═════ ENTRIES SHOWN ═════
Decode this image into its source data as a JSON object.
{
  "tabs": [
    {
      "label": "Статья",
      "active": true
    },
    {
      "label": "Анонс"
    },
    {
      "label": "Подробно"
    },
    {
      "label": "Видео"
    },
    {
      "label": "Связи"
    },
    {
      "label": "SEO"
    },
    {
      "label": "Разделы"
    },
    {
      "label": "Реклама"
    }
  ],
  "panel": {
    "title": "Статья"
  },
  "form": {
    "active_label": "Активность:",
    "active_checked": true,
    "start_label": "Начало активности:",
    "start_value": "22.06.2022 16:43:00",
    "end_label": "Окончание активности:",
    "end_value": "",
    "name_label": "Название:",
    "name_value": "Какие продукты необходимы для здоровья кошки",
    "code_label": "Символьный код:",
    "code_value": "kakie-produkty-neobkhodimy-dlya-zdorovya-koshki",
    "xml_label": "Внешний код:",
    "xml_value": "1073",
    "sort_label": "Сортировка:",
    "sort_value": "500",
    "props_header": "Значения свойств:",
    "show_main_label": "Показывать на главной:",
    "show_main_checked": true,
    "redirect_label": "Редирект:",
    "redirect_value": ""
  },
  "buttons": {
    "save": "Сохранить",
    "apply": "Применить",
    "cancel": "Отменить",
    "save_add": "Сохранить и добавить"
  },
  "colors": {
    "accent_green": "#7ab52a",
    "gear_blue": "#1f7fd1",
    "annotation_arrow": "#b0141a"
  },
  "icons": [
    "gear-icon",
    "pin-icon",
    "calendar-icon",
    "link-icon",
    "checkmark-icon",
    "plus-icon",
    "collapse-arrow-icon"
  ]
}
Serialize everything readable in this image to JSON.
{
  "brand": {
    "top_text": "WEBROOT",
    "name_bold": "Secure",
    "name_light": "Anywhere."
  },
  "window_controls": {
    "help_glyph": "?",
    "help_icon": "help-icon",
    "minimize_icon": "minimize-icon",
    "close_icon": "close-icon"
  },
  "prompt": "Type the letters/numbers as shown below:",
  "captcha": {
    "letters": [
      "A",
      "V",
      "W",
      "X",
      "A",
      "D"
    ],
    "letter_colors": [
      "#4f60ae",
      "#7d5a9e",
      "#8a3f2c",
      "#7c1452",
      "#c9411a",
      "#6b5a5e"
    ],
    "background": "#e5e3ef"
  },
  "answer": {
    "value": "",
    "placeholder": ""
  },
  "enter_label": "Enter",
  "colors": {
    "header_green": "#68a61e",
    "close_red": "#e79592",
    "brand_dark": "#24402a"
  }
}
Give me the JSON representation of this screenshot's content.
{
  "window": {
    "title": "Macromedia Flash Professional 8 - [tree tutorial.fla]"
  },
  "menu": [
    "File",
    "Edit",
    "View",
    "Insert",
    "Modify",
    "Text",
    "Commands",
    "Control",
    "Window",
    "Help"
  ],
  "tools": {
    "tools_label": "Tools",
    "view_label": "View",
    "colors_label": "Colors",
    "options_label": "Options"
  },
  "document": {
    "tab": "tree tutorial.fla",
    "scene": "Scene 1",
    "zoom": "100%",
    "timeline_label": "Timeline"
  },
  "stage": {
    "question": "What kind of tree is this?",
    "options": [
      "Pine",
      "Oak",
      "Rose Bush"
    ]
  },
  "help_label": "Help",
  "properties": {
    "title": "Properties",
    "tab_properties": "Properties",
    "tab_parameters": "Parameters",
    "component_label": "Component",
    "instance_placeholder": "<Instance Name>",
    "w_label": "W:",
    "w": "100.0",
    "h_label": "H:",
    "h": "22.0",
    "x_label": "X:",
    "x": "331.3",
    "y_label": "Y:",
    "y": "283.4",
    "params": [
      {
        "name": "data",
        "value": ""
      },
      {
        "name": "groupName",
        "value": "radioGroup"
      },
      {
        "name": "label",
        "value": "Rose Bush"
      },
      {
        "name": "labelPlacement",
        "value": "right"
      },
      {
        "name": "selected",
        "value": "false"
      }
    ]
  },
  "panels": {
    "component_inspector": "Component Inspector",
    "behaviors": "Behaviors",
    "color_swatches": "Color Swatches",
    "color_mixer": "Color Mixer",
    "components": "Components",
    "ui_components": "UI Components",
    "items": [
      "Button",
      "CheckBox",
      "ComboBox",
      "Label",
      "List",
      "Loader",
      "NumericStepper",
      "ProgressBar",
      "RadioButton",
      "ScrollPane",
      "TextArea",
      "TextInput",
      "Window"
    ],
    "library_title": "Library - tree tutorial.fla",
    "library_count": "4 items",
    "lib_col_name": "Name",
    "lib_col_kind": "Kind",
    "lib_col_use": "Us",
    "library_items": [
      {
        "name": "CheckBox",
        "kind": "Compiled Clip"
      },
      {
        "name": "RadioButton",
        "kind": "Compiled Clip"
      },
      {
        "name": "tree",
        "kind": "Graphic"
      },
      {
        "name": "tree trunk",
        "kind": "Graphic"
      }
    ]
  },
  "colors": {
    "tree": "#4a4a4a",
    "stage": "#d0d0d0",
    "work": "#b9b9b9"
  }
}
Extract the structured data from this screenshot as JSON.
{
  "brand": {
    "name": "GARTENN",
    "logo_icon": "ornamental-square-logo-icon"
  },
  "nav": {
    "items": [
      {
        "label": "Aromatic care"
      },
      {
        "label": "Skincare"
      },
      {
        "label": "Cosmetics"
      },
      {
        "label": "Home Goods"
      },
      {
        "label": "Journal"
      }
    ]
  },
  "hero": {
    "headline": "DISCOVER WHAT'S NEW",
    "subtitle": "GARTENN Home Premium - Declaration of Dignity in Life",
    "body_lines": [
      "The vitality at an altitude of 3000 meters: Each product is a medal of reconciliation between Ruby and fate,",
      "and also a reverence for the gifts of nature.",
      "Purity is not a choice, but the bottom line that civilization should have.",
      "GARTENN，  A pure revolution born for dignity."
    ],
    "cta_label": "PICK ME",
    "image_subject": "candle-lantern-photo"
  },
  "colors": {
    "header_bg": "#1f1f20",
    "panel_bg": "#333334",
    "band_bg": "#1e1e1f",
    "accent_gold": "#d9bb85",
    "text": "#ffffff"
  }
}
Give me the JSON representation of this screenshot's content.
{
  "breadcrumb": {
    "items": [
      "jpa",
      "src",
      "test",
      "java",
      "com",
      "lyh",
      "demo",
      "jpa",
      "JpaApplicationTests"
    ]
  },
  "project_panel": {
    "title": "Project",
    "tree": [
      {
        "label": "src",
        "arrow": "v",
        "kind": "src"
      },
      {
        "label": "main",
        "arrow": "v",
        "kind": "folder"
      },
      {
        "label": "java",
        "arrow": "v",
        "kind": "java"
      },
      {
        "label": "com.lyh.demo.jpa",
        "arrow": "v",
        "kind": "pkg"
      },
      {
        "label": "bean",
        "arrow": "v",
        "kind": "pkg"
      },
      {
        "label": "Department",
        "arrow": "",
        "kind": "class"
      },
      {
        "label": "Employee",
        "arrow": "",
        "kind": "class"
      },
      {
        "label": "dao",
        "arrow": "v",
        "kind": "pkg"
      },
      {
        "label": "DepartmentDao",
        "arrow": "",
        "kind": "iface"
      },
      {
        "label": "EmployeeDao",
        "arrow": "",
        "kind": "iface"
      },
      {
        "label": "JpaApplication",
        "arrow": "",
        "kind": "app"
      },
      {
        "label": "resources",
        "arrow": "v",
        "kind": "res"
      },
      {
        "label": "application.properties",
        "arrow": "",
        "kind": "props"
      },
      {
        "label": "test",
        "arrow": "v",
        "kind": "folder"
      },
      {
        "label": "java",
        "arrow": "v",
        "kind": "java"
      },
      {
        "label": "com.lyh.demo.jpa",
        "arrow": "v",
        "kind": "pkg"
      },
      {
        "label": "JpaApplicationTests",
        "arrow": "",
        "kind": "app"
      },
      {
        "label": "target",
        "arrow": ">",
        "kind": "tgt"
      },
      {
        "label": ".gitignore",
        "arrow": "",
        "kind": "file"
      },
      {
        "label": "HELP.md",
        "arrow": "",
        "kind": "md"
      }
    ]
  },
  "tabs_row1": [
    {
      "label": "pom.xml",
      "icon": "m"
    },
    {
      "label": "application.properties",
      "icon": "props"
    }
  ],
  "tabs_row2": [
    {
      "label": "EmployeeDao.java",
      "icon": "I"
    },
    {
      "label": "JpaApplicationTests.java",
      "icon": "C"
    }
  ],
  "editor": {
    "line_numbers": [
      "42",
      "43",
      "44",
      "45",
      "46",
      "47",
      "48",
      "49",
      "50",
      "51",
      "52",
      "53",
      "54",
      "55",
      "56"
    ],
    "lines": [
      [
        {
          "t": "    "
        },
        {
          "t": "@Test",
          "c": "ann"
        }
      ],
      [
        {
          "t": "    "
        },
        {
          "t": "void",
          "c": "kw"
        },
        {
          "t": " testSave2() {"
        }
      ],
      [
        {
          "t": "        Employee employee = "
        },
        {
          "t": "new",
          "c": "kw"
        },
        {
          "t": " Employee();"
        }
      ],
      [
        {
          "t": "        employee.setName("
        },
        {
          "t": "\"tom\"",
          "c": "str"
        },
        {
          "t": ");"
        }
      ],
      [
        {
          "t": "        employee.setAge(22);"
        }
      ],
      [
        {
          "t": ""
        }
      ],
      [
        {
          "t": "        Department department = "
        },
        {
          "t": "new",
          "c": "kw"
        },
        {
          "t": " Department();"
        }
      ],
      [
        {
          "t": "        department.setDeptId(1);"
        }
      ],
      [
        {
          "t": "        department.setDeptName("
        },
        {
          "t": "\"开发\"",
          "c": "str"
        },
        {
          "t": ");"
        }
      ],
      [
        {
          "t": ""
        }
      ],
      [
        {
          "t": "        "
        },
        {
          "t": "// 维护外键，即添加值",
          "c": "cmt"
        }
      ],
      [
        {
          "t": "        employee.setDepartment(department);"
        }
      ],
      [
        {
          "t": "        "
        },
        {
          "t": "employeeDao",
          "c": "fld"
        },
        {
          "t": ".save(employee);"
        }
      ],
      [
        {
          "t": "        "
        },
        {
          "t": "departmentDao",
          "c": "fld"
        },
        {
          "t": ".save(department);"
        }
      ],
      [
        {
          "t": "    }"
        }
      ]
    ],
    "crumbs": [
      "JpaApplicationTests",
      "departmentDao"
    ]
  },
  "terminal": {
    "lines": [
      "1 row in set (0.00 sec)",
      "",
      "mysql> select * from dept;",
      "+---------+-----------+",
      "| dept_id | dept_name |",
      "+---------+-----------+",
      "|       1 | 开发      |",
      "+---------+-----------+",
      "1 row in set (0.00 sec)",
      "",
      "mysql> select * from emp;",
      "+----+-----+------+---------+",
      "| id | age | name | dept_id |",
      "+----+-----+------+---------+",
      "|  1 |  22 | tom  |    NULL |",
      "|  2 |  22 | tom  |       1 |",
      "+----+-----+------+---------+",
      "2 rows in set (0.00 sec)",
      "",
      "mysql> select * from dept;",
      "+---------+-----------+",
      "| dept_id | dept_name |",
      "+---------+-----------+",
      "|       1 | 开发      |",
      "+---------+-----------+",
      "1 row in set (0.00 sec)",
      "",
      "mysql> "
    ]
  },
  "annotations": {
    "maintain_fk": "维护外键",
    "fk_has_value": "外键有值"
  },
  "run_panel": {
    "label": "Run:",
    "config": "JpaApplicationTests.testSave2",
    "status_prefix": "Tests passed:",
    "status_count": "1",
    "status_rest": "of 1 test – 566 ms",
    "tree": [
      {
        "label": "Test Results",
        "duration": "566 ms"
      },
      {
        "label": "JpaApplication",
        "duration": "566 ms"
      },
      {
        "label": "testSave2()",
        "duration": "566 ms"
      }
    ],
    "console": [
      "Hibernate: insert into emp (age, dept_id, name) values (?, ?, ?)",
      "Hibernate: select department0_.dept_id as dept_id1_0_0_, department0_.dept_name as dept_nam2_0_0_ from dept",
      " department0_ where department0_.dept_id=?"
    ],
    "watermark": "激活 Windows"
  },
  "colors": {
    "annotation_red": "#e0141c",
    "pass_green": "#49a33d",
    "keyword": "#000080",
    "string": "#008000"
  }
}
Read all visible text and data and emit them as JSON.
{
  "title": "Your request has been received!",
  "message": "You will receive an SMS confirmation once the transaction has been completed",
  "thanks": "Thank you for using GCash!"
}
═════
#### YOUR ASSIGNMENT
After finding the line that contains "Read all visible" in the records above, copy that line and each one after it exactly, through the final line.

#### SOLUTION TO THIS EXERCISE
Read all visible text and data and emit them as JSON.
{
  "title": "Your request has been received!",
  "message": "You will receive an SMS confirmation once the transaction has been completed",
  "thanks": "Thank you for using GCash!"
}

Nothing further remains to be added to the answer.